“We’re gonna go to some local places a little closer first,” Bresnik said. “Then you can come back home if your if your shoelaces break or something like that.”
Astronauts have lived and worked aboard the International Space Station, which circles about 254 miles above the planet in low-Earth orbit, for more than 20 years. Their experiences, which can last between six months to nearly a year, have revealed how the microgravity environment affects the human body.
“Every day that I personally spent on the space station, I looked at it as walking on Mars,” said NASA astronaut Reid Wiseman, Chief of the Astronaut Office at Johnson Space Center in Houston. “That is why we’re up there. We’re trying to make life better on Earth and we’re trying to expand humanity into our solar system.”
On Artemis II, scheduled for 2024, astronauts will follow a similar path as Artemis I — circling the moon at a wider distance than any of the Apollo missions. Artemis III, slated for late 2025, will land the first woman and the next man at the moon’s south pole, where permanently shadowed regions may harbor ice and other resources that could sustain astronauts during long moonwalks.
“Our moon serves as basically a celestial library right next door,” said Jacob Bleacher, NASA’s chief exploration scientist. “Lunar rocks and lunar ice basically serve as the books of this library. We can use them to begin to reveal how the solar system has evolved. This can really help us gain insight into what was happening here on Earth when life was establishing a foothold in the solar system.”
The Artemis program involves establishing a sustained human presence on the moon and putting an orbiting lunar outpost called the Gateway in place.
“We want to stay on the lunar surface and learn on the lunar surface so that we can get the most science and know how we’re going to go to Mars,” said Jim Free, associate administrator for NASA’s Exploration Systems Development Mission Directorate. “On Apollo, we did incredible science at the equator.

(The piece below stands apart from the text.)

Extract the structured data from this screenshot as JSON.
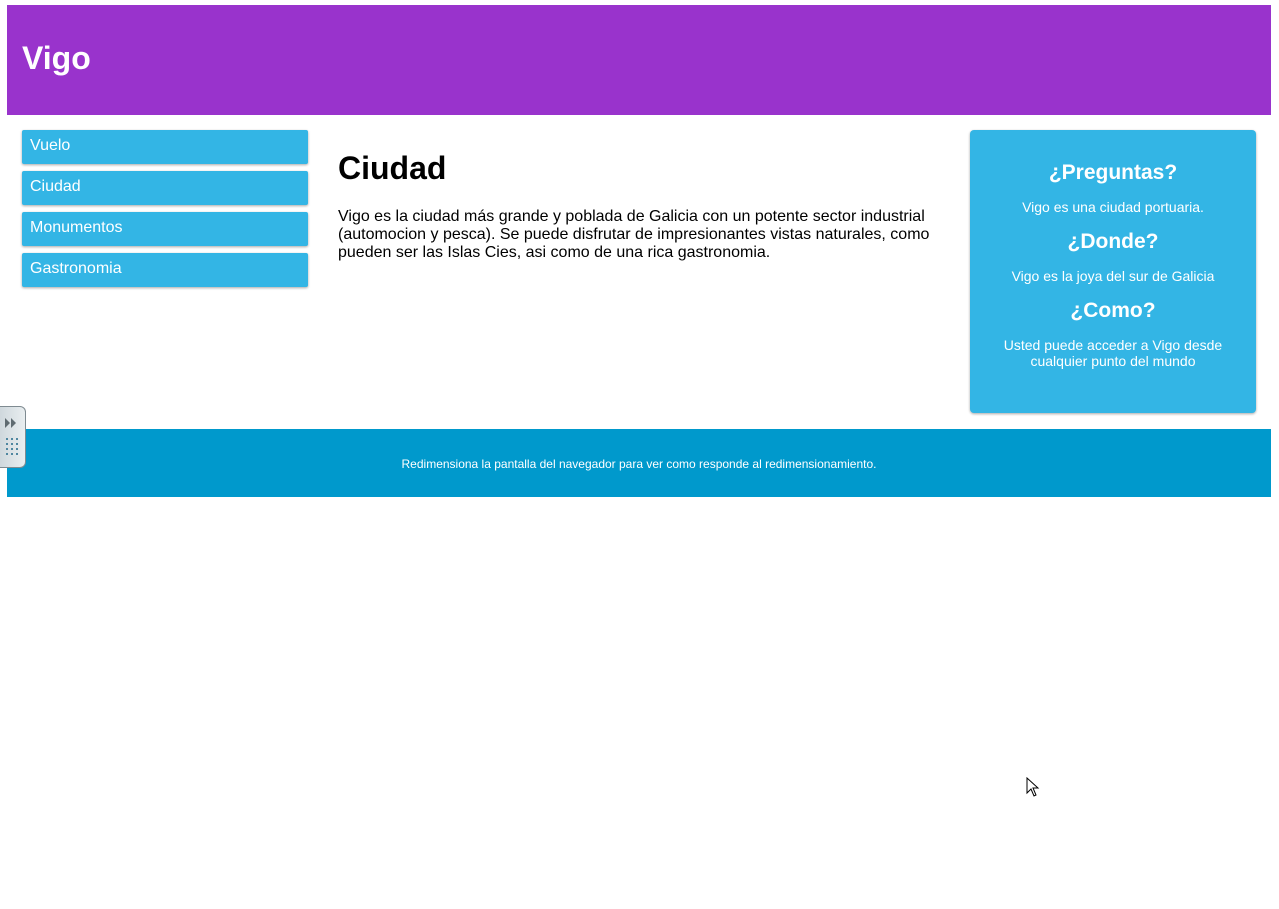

This time, we’re going to the South Pole.”
Over time, the SLS rocket will evolve, Nelson said. By the time the Artemis IV mission rolls to the launchpad later this decade to dock with the Gateway, the rocket will be taller and even more powerful than the version used for Artemis I.
Artemis I is a test mission, Nelson stressed. It serves as the inaugural flight of the Space Launch System Rocket, the Orion spacecraft and its heat shield, as well as protective gear for future astronauts and measuring radiation exposure.
A series of science experiments and technology demonstrations inside Orion and flying outside of it on small satellites called CubeSats, will gather additional data about the space environment future Artemis astronauts will face.
The lessons learned from Artemis I, which will be collected when it splashes down in October, could inform the next steps of the Artemis program.
Currently, the first five Artemis missions have been planned, and NASA is working on laying out the details for missions six through ten, Free said.
Teams at NASA are “going through the broad exploration objectives and then narrowing down to an architecture which takes us out to Mars,” Free said. “We’re looking at rolling through that architecture, decisions and process in the early part of next year.”
The goal of landing humans on Mars by 2033 was set by the Obama Administration, and NASA administrators have upheld the goal ever since.
“With the Artemis I launch on Monday, NASA is at a historic inflection point, poised to begin the most significant series of science and human exploration missions over a generation,” said Bhavya Lal, NASA associate administrator for technology, policy, and strategy.